▶ _What you need to do_:
Show all the lines in the data below that include the word "your".
╭─ Data shown
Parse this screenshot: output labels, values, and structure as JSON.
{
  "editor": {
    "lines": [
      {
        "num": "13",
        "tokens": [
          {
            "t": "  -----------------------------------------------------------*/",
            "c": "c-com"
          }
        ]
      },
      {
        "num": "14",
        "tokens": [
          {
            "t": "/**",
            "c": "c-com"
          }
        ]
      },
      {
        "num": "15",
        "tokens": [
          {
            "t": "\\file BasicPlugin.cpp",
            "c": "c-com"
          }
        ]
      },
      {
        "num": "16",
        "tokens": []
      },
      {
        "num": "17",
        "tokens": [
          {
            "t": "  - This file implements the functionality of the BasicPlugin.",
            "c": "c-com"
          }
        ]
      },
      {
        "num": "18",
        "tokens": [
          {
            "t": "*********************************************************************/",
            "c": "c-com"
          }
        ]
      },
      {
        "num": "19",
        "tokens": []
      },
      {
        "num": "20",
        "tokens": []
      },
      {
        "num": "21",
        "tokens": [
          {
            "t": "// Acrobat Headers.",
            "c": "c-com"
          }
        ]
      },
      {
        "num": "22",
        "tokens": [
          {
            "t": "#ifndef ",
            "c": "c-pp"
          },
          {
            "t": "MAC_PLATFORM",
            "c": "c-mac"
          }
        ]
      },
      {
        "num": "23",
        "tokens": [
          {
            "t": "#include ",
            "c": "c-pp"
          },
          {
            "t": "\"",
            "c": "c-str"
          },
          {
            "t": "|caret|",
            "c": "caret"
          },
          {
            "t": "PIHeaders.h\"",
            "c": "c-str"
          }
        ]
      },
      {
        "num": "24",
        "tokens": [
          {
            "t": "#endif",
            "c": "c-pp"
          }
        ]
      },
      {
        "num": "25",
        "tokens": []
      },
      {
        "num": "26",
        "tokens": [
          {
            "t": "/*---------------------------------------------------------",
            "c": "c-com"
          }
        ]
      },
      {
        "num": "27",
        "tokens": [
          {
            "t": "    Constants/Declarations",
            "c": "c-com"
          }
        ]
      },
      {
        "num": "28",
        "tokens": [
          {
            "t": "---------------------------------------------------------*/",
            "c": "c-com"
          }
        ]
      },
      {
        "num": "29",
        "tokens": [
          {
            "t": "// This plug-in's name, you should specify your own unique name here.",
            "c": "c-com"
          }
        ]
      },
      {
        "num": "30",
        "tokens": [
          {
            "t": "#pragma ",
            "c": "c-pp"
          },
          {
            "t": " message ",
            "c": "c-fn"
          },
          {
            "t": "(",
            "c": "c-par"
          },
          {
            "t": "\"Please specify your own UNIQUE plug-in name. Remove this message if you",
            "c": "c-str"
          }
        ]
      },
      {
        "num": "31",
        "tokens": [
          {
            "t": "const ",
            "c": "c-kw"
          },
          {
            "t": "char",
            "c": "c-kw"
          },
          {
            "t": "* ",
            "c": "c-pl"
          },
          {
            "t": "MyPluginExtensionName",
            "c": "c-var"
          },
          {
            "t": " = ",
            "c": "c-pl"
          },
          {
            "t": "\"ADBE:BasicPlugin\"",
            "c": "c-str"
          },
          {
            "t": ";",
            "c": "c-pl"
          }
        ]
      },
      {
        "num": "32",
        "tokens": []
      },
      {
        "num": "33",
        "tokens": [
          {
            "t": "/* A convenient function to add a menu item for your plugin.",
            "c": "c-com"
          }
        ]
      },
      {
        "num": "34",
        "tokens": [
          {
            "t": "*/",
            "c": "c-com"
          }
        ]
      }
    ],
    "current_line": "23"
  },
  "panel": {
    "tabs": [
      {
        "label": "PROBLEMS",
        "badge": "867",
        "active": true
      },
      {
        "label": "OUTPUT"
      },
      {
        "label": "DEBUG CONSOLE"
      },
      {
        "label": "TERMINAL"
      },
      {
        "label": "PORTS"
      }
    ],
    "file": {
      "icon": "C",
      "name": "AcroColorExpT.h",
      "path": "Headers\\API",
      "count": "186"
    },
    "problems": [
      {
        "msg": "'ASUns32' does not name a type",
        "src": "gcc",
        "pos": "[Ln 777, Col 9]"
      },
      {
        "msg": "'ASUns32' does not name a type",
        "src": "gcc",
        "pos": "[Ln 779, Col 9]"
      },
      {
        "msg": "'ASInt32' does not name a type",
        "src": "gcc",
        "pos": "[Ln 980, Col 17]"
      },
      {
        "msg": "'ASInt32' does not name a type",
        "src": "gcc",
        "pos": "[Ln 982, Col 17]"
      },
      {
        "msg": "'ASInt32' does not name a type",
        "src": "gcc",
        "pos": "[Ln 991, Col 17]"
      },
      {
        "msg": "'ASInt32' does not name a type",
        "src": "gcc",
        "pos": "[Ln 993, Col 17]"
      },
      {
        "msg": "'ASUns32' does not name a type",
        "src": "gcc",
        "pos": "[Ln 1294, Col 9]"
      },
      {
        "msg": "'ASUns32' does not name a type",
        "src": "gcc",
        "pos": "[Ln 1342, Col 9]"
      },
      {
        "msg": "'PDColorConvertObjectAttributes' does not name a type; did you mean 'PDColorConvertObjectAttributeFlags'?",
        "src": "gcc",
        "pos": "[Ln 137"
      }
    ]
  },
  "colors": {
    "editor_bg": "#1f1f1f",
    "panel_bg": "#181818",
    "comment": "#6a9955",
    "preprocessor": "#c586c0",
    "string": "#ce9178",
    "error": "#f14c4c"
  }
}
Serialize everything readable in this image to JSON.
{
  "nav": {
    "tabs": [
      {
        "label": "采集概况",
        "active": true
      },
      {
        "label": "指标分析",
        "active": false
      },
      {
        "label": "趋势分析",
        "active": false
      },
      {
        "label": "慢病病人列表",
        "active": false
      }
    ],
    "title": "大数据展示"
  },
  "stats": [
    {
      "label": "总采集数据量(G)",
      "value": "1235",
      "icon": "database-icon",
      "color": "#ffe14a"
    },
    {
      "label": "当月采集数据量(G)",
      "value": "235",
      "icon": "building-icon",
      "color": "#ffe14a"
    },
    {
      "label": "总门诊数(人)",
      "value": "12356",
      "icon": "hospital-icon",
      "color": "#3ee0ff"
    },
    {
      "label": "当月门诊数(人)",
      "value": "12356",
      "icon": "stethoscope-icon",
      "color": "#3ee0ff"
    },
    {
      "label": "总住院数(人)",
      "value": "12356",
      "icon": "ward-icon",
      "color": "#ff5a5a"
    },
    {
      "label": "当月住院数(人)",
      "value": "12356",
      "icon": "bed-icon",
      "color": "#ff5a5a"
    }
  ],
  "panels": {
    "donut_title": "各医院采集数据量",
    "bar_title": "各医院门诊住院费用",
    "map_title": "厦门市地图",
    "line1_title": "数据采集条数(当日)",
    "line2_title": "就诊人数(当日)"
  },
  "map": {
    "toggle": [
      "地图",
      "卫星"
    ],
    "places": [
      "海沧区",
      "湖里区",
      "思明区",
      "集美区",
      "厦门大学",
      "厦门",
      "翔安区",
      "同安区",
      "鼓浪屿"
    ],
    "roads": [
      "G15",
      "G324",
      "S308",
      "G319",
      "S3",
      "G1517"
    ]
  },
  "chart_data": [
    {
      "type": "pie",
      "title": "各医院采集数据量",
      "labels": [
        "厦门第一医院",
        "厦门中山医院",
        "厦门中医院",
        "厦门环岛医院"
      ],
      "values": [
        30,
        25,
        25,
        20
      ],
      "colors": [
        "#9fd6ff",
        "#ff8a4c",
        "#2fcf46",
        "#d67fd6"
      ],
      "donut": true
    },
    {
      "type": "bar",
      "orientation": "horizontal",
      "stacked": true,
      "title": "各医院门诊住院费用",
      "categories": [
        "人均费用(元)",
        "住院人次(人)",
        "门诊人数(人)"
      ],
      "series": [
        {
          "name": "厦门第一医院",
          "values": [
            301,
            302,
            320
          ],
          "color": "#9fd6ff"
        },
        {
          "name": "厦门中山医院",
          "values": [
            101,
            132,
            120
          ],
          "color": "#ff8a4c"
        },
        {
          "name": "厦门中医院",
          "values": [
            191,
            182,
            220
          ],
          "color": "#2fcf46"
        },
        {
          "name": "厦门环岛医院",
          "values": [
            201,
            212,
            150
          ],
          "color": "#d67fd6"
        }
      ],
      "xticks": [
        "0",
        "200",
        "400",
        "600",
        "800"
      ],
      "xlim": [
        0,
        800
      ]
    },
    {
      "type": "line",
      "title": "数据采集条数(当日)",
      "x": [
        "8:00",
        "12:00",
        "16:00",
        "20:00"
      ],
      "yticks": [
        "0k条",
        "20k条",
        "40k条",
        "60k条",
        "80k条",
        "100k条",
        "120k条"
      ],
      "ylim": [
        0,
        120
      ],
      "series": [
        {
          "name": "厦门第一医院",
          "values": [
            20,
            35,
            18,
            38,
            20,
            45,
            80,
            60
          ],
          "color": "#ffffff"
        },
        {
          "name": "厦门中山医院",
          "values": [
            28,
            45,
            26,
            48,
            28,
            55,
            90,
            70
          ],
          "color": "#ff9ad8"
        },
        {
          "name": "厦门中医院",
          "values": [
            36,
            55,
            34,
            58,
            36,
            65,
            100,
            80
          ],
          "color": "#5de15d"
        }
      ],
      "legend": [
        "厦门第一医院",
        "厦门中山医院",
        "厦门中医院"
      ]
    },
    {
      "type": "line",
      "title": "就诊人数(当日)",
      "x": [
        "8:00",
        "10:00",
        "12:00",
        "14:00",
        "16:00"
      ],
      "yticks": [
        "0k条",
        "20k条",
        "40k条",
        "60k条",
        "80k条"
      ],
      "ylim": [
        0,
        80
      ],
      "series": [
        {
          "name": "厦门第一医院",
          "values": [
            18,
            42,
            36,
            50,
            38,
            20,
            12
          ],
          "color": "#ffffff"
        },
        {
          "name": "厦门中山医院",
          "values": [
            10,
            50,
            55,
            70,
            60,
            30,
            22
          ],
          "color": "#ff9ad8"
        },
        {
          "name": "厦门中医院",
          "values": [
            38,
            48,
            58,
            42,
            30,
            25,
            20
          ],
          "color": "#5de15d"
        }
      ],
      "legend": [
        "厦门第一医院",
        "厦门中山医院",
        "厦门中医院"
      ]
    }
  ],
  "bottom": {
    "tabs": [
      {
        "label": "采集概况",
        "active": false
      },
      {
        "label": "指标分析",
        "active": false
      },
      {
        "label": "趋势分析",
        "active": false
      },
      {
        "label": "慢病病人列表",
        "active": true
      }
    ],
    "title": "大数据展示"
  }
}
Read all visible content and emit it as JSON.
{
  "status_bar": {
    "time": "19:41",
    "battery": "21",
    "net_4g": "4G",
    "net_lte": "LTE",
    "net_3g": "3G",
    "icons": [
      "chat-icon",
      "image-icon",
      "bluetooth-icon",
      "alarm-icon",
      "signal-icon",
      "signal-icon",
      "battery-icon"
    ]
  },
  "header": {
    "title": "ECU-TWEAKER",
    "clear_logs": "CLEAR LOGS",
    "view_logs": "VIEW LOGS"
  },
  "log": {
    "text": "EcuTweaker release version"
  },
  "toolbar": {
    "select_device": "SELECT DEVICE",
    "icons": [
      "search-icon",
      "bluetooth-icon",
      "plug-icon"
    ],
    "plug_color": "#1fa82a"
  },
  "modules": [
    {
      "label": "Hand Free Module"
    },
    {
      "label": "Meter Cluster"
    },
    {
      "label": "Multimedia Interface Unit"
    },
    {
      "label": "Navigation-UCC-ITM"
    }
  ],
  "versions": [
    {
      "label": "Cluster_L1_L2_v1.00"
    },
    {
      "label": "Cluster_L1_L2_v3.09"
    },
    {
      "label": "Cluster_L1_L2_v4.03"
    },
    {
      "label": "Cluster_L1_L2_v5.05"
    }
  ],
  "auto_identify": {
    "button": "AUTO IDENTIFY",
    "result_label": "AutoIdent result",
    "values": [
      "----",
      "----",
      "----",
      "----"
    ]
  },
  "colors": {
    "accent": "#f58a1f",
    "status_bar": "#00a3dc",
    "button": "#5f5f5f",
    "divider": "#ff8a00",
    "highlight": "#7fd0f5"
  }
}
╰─
▶ _Answer to the exercise_:
            "t": "// This plug-in's name, you should specify your own unique name here.",
            "t": "\"Please specify your own UNIQUE plug-in name. Remove this message if you",
            "t": "/* A convenient function to add a menu item for your plugin.",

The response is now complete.